c Photius (p. 53—60.) has preserved the original acts of the Synod of the Oak; which destroy Ihe false assertion, tku Chrysostom tras condemned by no more than thirty-six bishops, of whom twenty-nine were Egyptians. Forty-five bishops subscribed his sentence, flee Tillomont, Mem. Eccles. tom. 11. p. 695.
Popular The first astonishment of his faithful people had been mute and passive: they suddenly rose with unanimous and irresistible fury. Theophilus escaped; but the promiscuous crowd of monks and Egyptian mariners were slaughtered without pity in the streets of Constantinople.11 A seasonable earthquake justified the interposition of Heaven; the torrent of sedition rolled forwards to the gates of the palace; and the empress, agitated by fear or remorse, threw herself at the feet of Arcadius, and confessed, that the public safety could be purchased only by the restoration of Chrysostom.
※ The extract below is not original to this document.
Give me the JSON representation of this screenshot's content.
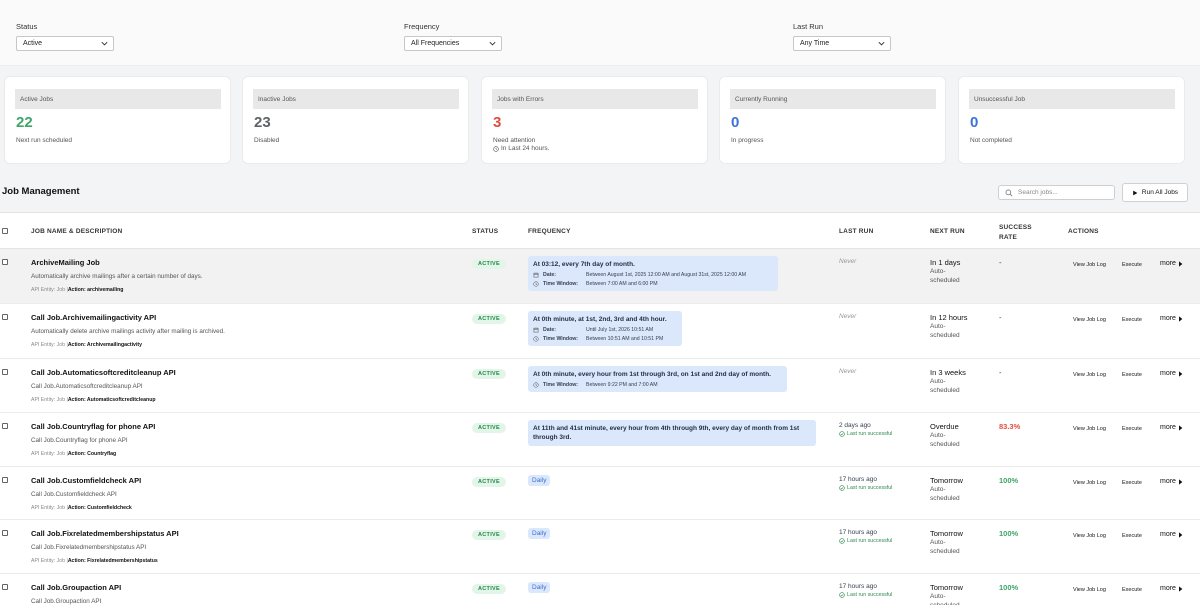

The Bosphorus was covered with innumerable vessels; the shores of Europe and Asia were profusely illuminated; and the acclamations of a victorious people accompanied, from the port to the cathedral, the triumph of the archbishop; who, too easily, consented to resume the exercise of his functions, before his sentence had been legally reversed by the authority of an ecclesiastical synod. Ignorant, or careless, of the impending danger, Chrysostom indulged his zeal, or perhaps his resentment; declaimed with peculiar asperity against female vices; and condemned the profane honours which were addressed, almost in the precincts of St. Sophia, to the statue of the empress. His imprudence tempted his enemies to inflame the haughty spirit of Eudoxia, by reporting, or perhaps inventing, the famous exordium of a sermon, Herodias is again furious; Herodias again dances; she once more requires the head of John; an insolent allusion, which, as a woman and a sovereign, it was impossible for her to forgive.* The short interval of a perfidious truce was em
4 Palladium owns, (p. 30.) that if the people of Constantinople had found Theoptiilas, t hny would certainly have thrown him into the sea. Socrates mention! (lib- 6. c. 17.) a battle between the mob and the sailors of Alexandria, in which many wounds were given, and some lives were lost. The massacre of the monks i s observed only by the Pagan Zosimus, (lib. 5. p. 324.) who acknowledges that Cbrrsostom had a singular talent to lead the illiterate multitude, it y*i ° orfpm; tfXcyiv P2£tav vjra.ya.yi ffBtii &uyo;.
•See Socrates, lib. 6. c. 18. Sozomen, lib. 8. c. 20. Eosimus (lib. 5. p. Sit. 3X7.) mentions, in general terms, his invectives against Eudoxia. The homily, which legini with those famous words, is rejected as spurious. Montfaucon, tom. 13. p. 151. Tillemont, Mem. Eccles. tom. 11. p. 603.